Newcastle's placing, which closes today, aims to raise pounds 47.7m, valuing the Premier League club at between pounds 172m and pounds 193m. The offer to retail investors, aimed mainly at fans, ended yesterday.
But leading fund managers, worried about falling equity prices, were last night deciding whether to subscribe or not. "We don't have a view on it yet," said a spokeswoman for one financial institution. "Football clubs are difficult to value."
Football analysts said Newcastle's triumvirate of advisers - NatWest, Deutsche Morgan Grenfell and Salomon Brothers - would do everything in their power to avoid an embarrassing flop.
"The float will get away but there are definitely questions that have not been answered," said Guy Batram of Greig Middleton. "I can understand why people are uncomfortable with the issue."
Proceeds from the float will be used to pay off pounds 21m of debt. But concerns centre on how the club will fund plans to abandon its St James' Park home for a new pounds 90m stadium, replace stars such as David Ginola and Peter Beardsley, and develop a neglected youth policy without asking shareholders for more money.
The continued role of Sir John Hall in the running of the club has also raised eyebrows. Sir John, whose Cameron Hall property company will remain the majority shareholder after flotation, is stepping down from the main board but will remain chairman of the football club.
Despite the shaky state of stock markets, a spokeswoman for NatWest, brokers to the issue, insisted the flotation was going well. "The retail offer is going to be hugely oversubscribed," she said.

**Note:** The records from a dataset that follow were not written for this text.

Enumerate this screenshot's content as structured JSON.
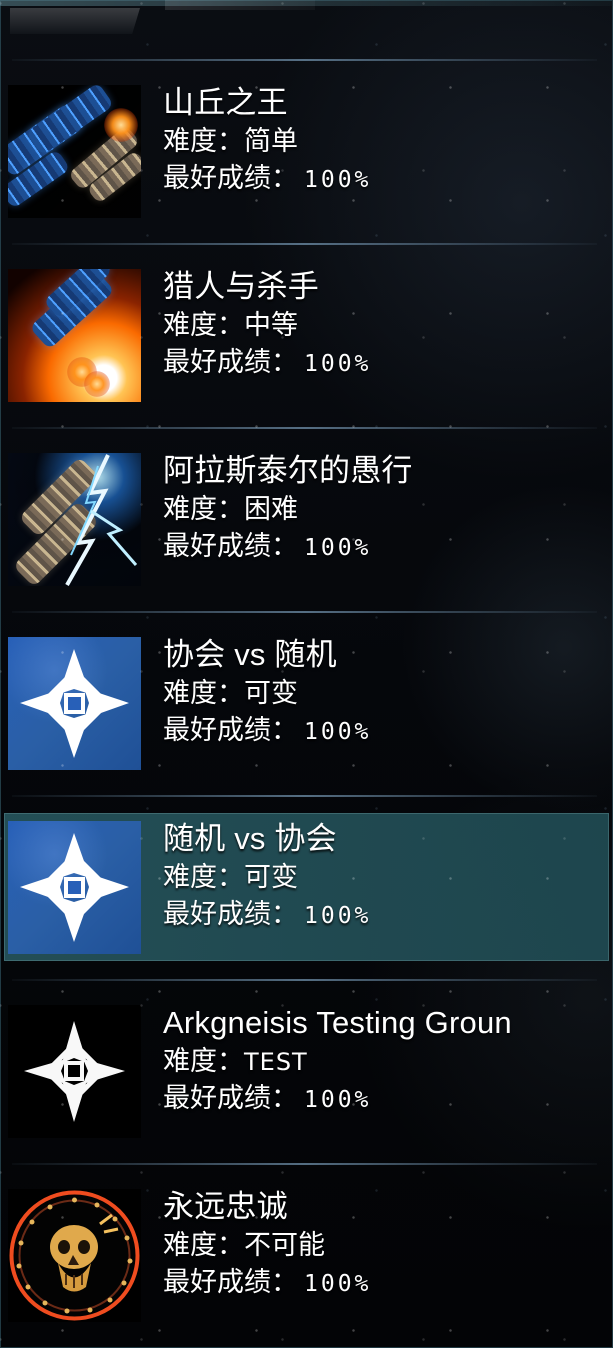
{
  "missions": [
    {
      "title": "山丘之王",
      "difficulty_label": "难度：",
      "difficulty_value": "简单",
      "score_label": "最好成绩：",
      "score_value": "100%",
      "icon": "battleship-fleet-icon"
    },
    {
      "title": "猎人与杀手",
      "difficulty_label": "难度：",
      "difficulty_value": "中等",
      "score_label": "最好成绩：",
      "score_value": "100%",
      "icon": "burning-warship-icon"
    },
    {
      "title": "阿拉斯泰尔的愚行",
      "difficulty_label": "难度：",
      "difficulty_value": "困难",
      "score_label": "最好成绩：",
      "score_value": "100%",
      "icon": "lightning-fleet-icon"
    },
    {
      "title": "协会 vs 随机",
      "difficulty_label": "难度：",
      "difficulty_value": "可变",
      "score_label": "最好成绩：",
      "score_value": "100%",
      "icon": "guild-emblem-icon"
    },
    {
      "title": "随机 vs 协会",
      "difficulty_label": "难度：",
      "difficulty_value": "可变",
      "score_label": "最好成绩：",
      "score_value": "100%",
      "icon": "guild-emblem-icon",
      "selected": true
    },
    {
      "title": "Arkgneisis Testing Groun",
      "difficulty_label": "难度：",
      "difficulty_value": "TEST",
      "score_label": "最好成绩：",
      "score_value": "100%",
      "icon": "white-star-emblem-icon"
    },
    {
      "title": "永远忠诚",
      "difficulty_label": "难度：",
      "difficulty_value": "不可能",
      "score_label": "最好成绩：",
      "score_value": "100%",
      "icon": "skull-medal-icon"
    }
  ],
  "colors": {
    "selected_row": "#2B5F67",
    "divider": "#7695B2",
    "text": "#FFFFFF"
  }
}
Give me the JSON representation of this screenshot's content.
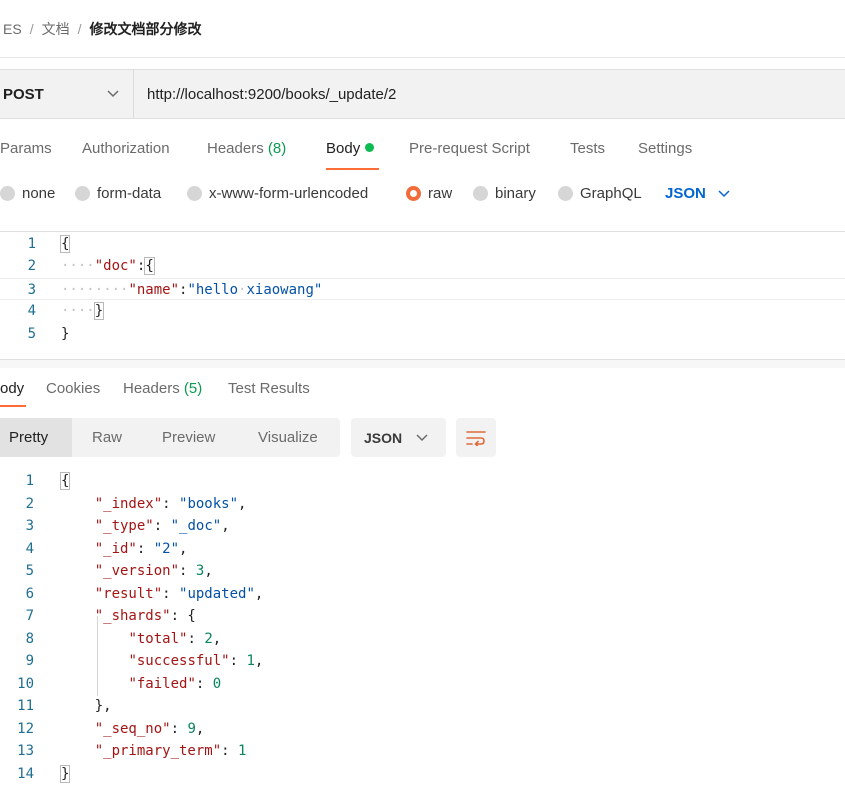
{
  "breadcrumb": {
    "root": "ES",
    "sep": "/",
    "parent": "文档",
    "current": "修改文档部分修改"
  },
  "request": {
    "method": "POST",
    "url": "http://localhost:9200/books/_update/2"
  },
  "request_tabs": {
    "params": "Params",
    "authorization": "Authorization",
    "headers": "Headers",
    "headers_count": "(8)",
    "body": "Body",
    "pre_request": "Pre-request Script",
    "tests": "Tests",
    "settings": "Settings"
  },
  "body_types": {
    "none": "none",
    "form_data": "form-data",
    "urlencoded": "x-www-form-urlencoded",
    "raw": "raw",
    "binary": "binary",
    "graphql": "GraphQL",
    "selected": "raw",
    "language": "JSON"
  },
  "request_body": {
    "line_numbers": [
      "1",
      "2",
      "3",
      "4",
      "5"
    ],
    "lines": [
      "{",
      "\"doc\":{",
      "\"name\":\"hello xiaowang\"",
      "}",
      "}"
    ]
  },
  "response_tabs": {
    "body": "ody",
    "cookies": "Cookies",
    "headers": "Headers",
    "headers_count": "(5)",
    "test_results": "Test Results"
  },
  "response_view": {
    "pretty": "Pretty",
    "raw": "Raw",
    "preview": "Preview",
    "visualize": "Visualize",
    "format": "JSON"
  },
  "response_body": {
    "line_numbers": [
      "1",
      "2",
      "3",
      "4",
      "5",
      "6",
      "7",
      "8",
      "9",
      "10",
      "11",
      "12",
      "13",
      "14"
    ],
    "_index": "books",
    "_type": "_doc",
    "_id": "2",
    "_version": 3,
    "result": "updated",
    "total": 2,
    "successful": 1,
    "failed": 0,
    "_seq_no": 9,
    "_primary_term": 1
  },
  "colors": {
    "accent": "#ff6c37",
    "link_blue": "#0265d2",
    "status_green": "#0cbb52"
  }
}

As Newcastle put the finishing touches to its flotation plans Tottenham Hotspur announced a rise in operating profits before transfer fees of pounds 7.1m (pounds 6.3m) in the six months to January.